- #Date - the exact date and time when the entry was added.
- #Fields - Time, Client IP Address, Method, URI Stem, HTTP Status, and the HTTP Version.
- 19:12:42 172.16.255.255 GET /default.htm 200 HTTP/1.0 - at 19:12:42 UTC (Greenwich Mean Time), the user with the IP address of 172.16.255.255 and HTTP version 1.0 issued an HTTP GET command for the file Default.htm, but the request was denied with a 500 Internal Server Error warning.
Most Common Log Files - IIS
The Microsoft IIS (Internet Information Server) is another fixed log file format. It includes more information than the NCSA Common log format. While it records the usual data such as the user’s name, IP address, the date and time when the request took place, it also has additional information - like how long the request’s processing time (in milliseconds).
Here is how the Microsoft IIS log file looks when you open it in a word processing program:
192.168.114.201, -, 03/20/01, 7:55:20, W3SVC2, SALES1, 172.21.13.45, 4502, 163, 3223, 200, 0, GET, /DeptLogo.gif, -,
172.16.255.255, anonymous, 03/20/01, 23:58:11, MSFTPSVC, SALES1, 172.16.255.255, 60, 275, 0, 0, 0, PASS, /Intro.htm, -,
- 192.168.114.201 - the user’s IP address
- - indicates that the user is anonymous
- 03/20/01 - the date
- 7:55:20 - the time
- W3SVC2 - Service and Instance
- SALES1 - the name of the computer
- 172.21.13.45 - the IP address of the server
- 4502 - Time taken in milliseconds
- 163 - how many bytes were received
- 3223 - how many bytes were sent back
- 200 - Service Status Code
- 0 - Windows NT/2000 Status Code
- GET - request type
- /DeptLogo.gif - the operation’s target
Note a comma (,) separates the fields, and the hyphen (-) is used whenever a field doesn’t have a valid value available to it.
Most Common Log Files - ODBC

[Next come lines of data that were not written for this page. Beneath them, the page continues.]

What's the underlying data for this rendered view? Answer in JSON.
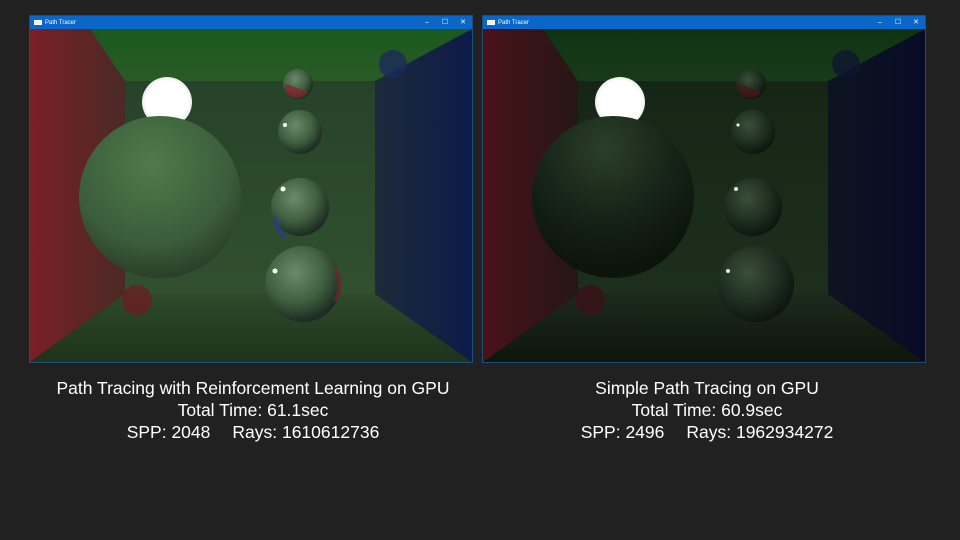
{
  "windows": [
    {
      "title": "Path Tracer",
      "controls": {
        "minimize": "–",
        "maximize": "☐",
        "close": "✕"
      }
    },
    {
      "title": "Path Tracer",
      "controls": {
        "minimize": "–",
        "maximize": "☐",
        "close": "✕"
      }
    }
  ],
  "captions": {
    "left": {
      "method": "Path Tracing with Reinforcement Learning on GPU",
      "total_time": "Total Time: 61.1sec",
      "spp": "SPP: 2048",
      "rays": "Rays: 1610612736"
    },
    "right": {
      "method": "Simple Path Tracing on GPU",
      "total_time": "Total Time: 60.9sec",
      "spp": "SPP: 2496",
      "rays": "Rays: 1962934272"
    }
  },
  "colors": {
    "background": "#212121",
    "titlebar": "#0a66c8",
    "caption_text": "#ffffff"
  }
}
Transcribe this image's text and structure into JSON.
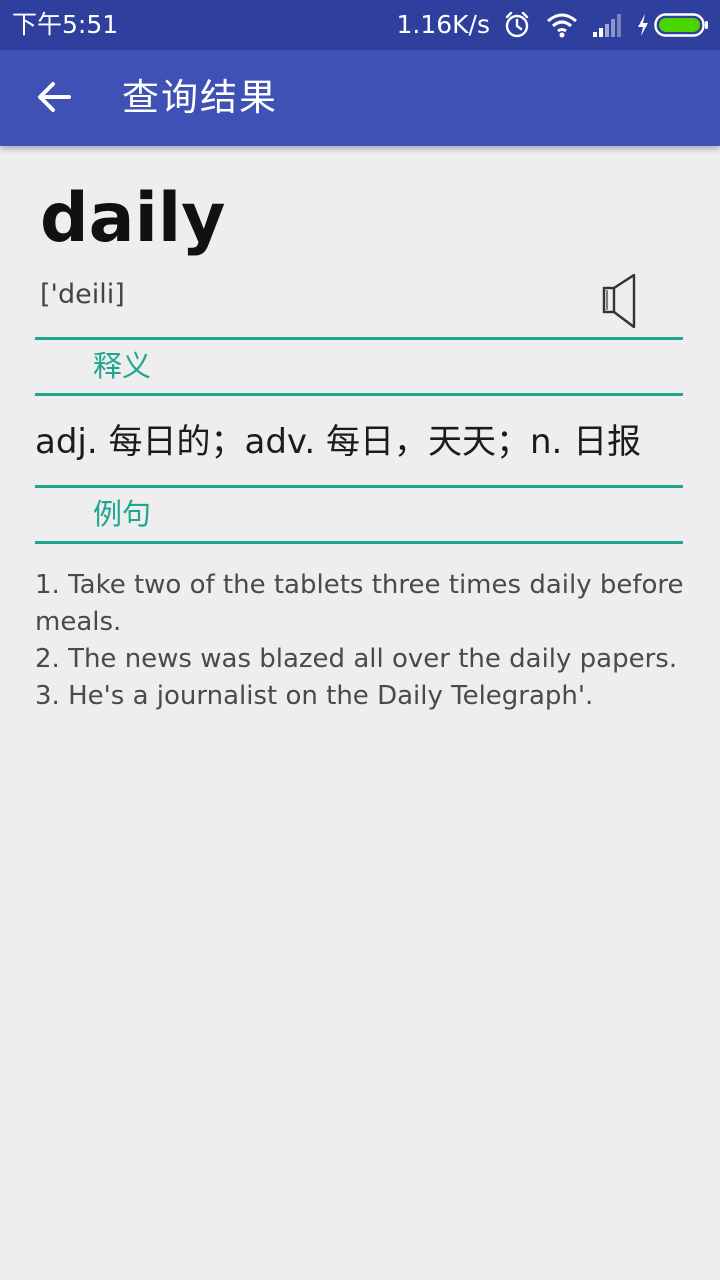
{
  "status_bar": {
    "time": "下午5:51",
    "net_speed": "1.16K/s",
    "icons": [
      "alarm-icon",
      "wifi-icon",
      "signal-icon",
      "charging-icon",
      "battery-icon"
    ],
    "battery_color": "#4cd400"
  },
  "app_bar": {
    "back_icon": "arrow-left-icon",
    "title": "查询结果",
    "color": "#3f51b5"
  },
  "entry": {
    "word": "daily",
    "phonetic": "['deili]",
    "speaker_icon": "speaker-icon",
    "definition_label": "释义",
    "definition": "adj. 每日的；adv. 每日，天天；n. 日报",
    "examples_label": "例句",
    "examples": [
      "1. Take two of the tablets three times daily before meals.",
      "2. The news was blazed all over the daily papers.",
      "3. He's a journalist on the Daily Telegraph'."
    ]
  },
  "accent_color": "#1fa68f"
}
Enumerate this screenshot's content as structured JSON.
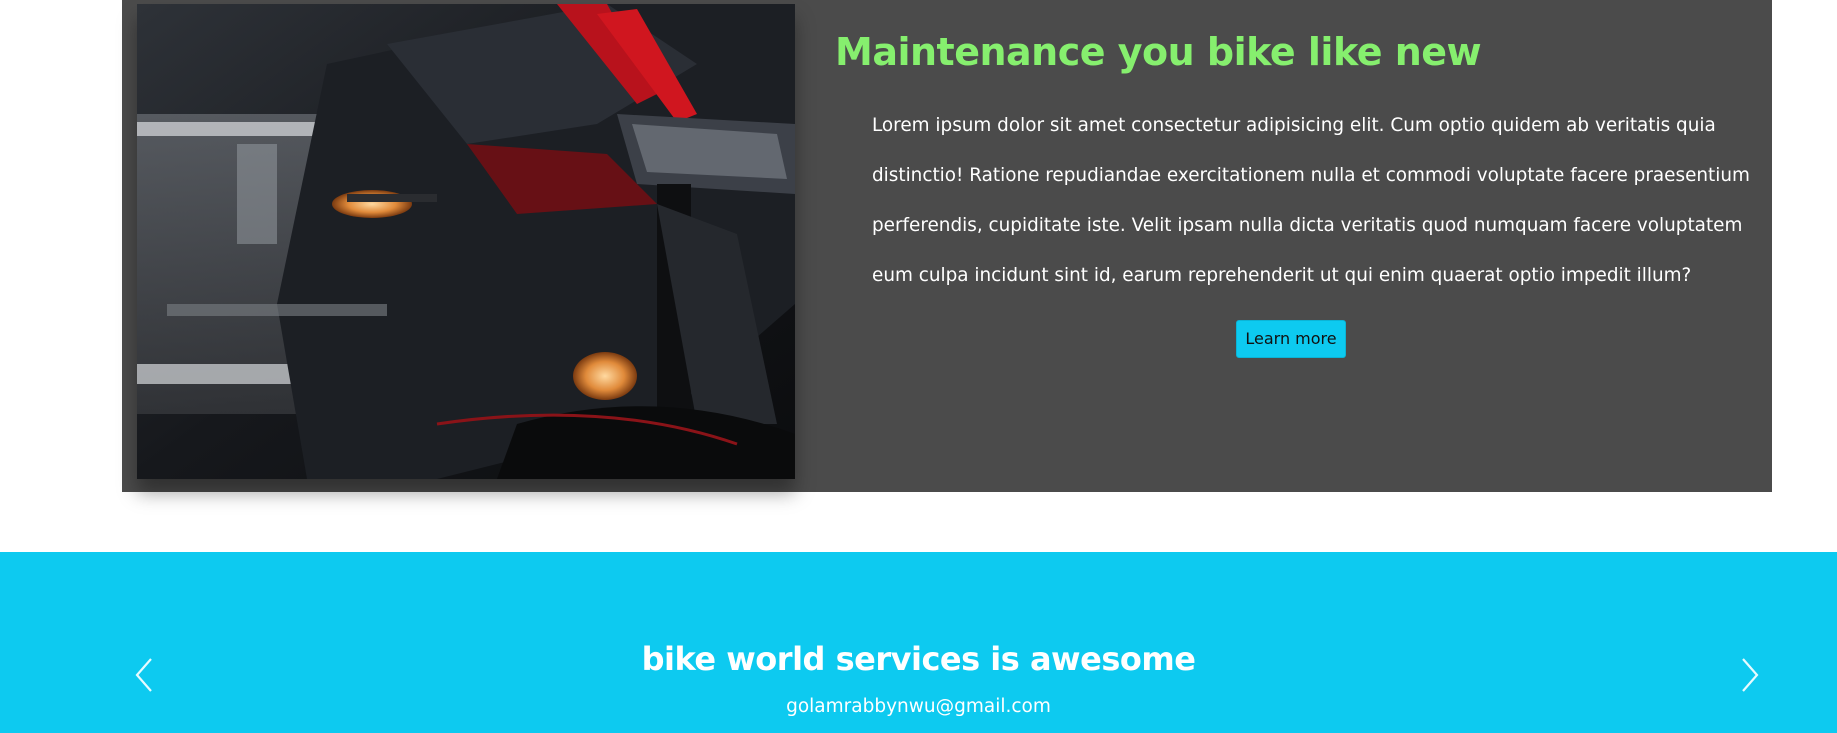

The ODBC is the logging format of a fixed set of data fields compliant with an Open Database Connectivity (ODBC) database, like the Microsoft Access or Microsoft SQL Server.
ODBC logging is a bit more complicated than most types of logging and requires some tinkering. You have to specify the database you want to be logged to, and you have to manually set up the database table to receive the log data.
A SQL template file is included in the IIS (Internet Information Server) that you must run in a SQL database. This file, named “Logtemp.sql” is, by default, found in this location:
This file is then used the following table:
After making this table, you also have to create a DSN (Data Source Name) that the ODBC will use to locate the database.
The final step is to provide the IIS with the name of the database and this table. If you protect the database with a username and password, you will also have to specify the IIS’s username and password.
These are the most widely used log format files used across the world. Every one of them has their specifications, good points, and drawbacks. Which one you will use depends on factors such as your software and hardware setup and the needs of your company, but Graylog excels at analyzing and archiving every one of them.
We hope this article will help you prevent issues that can arise between different log file formats and understand how they function and how they are created.